General Physician; In this study patients who have diagnosed with diabetes are at a lower risk of early death if they have a doctor who they describe as showing empathy towards them, a new study from the University of Cambridge has found. Empathy is an important concept within healthcare and as such is emphasised in policy, codes of practice, national clinical guidance and medical training.
It is also a high priority for patients. In a healthcare context, empathy refers to care that incorporates understanding; hence of the patient perspective, share decision making between patient and practitioner; also consideration of the broader context in which illness is experienced.
Public health priority
Optimising management of diabetes is a public health priority give the growing prevalence of the disease. Type 2 diabetes affects around 4 million people in the UK; also is with significant risk of death from heart disease and stroke and with early death. Type 2 diabetes is estimate to cost the UK over £9billion annually, 10% of the UK NHS budget.
Researchers at Cambridge follow up 867 individuals across 49 general practices; so in the UK as part of the ADDITION-Cambridge study to examine the association between primary care practitioner (GP and nurse) empathy and incidence of cardiovascular disease events (such as heart attack and stroke) or death.
The results of the study are publish today in the Annals of Family Medicine. Of the 628 participants who complete the questionnaire; so just under one in five (19%) experience a cardiovascular disease event; also a similar number (21%) died during follow up from causes including cancer and heart attack.
The general physician
Those patients reporting better experiences of empathy in the first 12 months after diagnosis had a significantly lower risk (40-50%) of death over the subsequent 10 years compare to those who experience low practitioner empathy. Participants experiencing better empathy also tend to have a lower risk of cardiovascular disease events, although this was not statistically significant.
“In trying to manage the growing burden of chronic preventable disease, we’re increasingly moving towards precision healthcare, target-driven care and technology base assessment; hence while at the same time focusing less on the human, interpersonal empathic aspects of care,” says Dr. Hajira Dambha-Miller, a General Physician and researcher at the Department of Public Health and Primary Care, University of Cambridge.
The researchers say there are several possible explanations for the association between greater empathy and better health outcomes. Previous studies have suggest that patients with lower levels of anxiety or those with an optimistic outlook (and who are more likely to report better perceptions of care), are also likely to live for longer.

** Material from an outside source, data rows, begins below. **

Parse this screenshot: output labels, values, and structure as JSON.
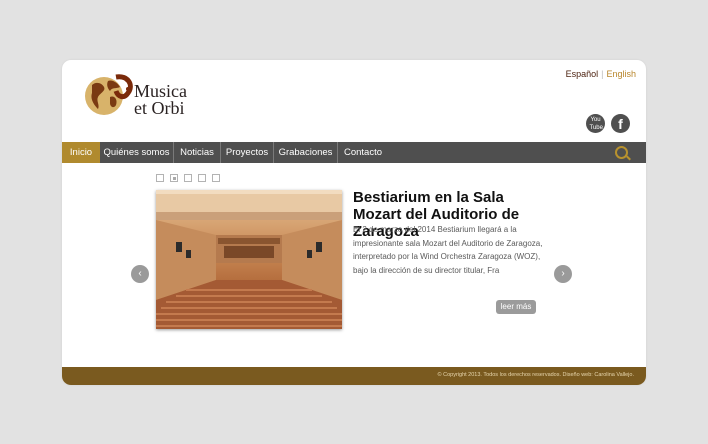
{
  "brand": {
    "line1": "Musica",
    "line2": "et Orbi"
  },
  "languages": {
    "spanish": "Español",
    "separator": "|",
    "english": "English"
  },
  "social": {
    "youtube_label": "You Tube",
    "facebook_label": "f"
  },
  "nav": {
    "items": [
      {
        "label": "Inicio"
      },
      {
        "label": "Quiénes somos"
      },
      {
        "label": "Noticias"
      },
      {
        "label": "Proyectos"
      },
      {
        "label": "Grabaciones"
      },
      {
        "label": "Contacto"
      }
    ],
    "active_index": 0
  },
  "slider": {
    "dot_count": 5,
    "active_dot": 1,
    "prev_label": "‹",
    "next_label": "›"
  },
  "article": {
    "title": "Bestiarium en la Sala Mozart del Auditorio de Zaragoza",
    "body": "El 2 de marzo del 2014 Bestiarium llegará a la impresionante sala Mozart del Auditorio de Zaragoza, interpretado por la Wind Orchestra Zaragoza (WOZ), bajo la dirección de su director titular, Fra",
    "read_more": "leer más"
  },
  "footer": {
    "copyright": "© Copyright 2013. Todos los derechos reservados. Diseño web: Carolina Vallejo."
  },
  "colors": {
    "nav": "#4f4f4f",
    "accent": "#b08a2e",
    "footer": "#7a5a1f",
    "background": "#e2e2e2"
  }
}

They say it is also possible that GPs with empathic; so patient centred skills may be more likely to succeed in promoting positive behavioural change such as medication adherence or physical activity. Previous studies have also report that greater practitioner empathy is with higher patient motivation towards activation; so enablement and self-management of disease. Practitioner empathy may also reflect the doctor’s listening ability; also the trust of the patient in disclosing what is really wrong so that it can be addressed.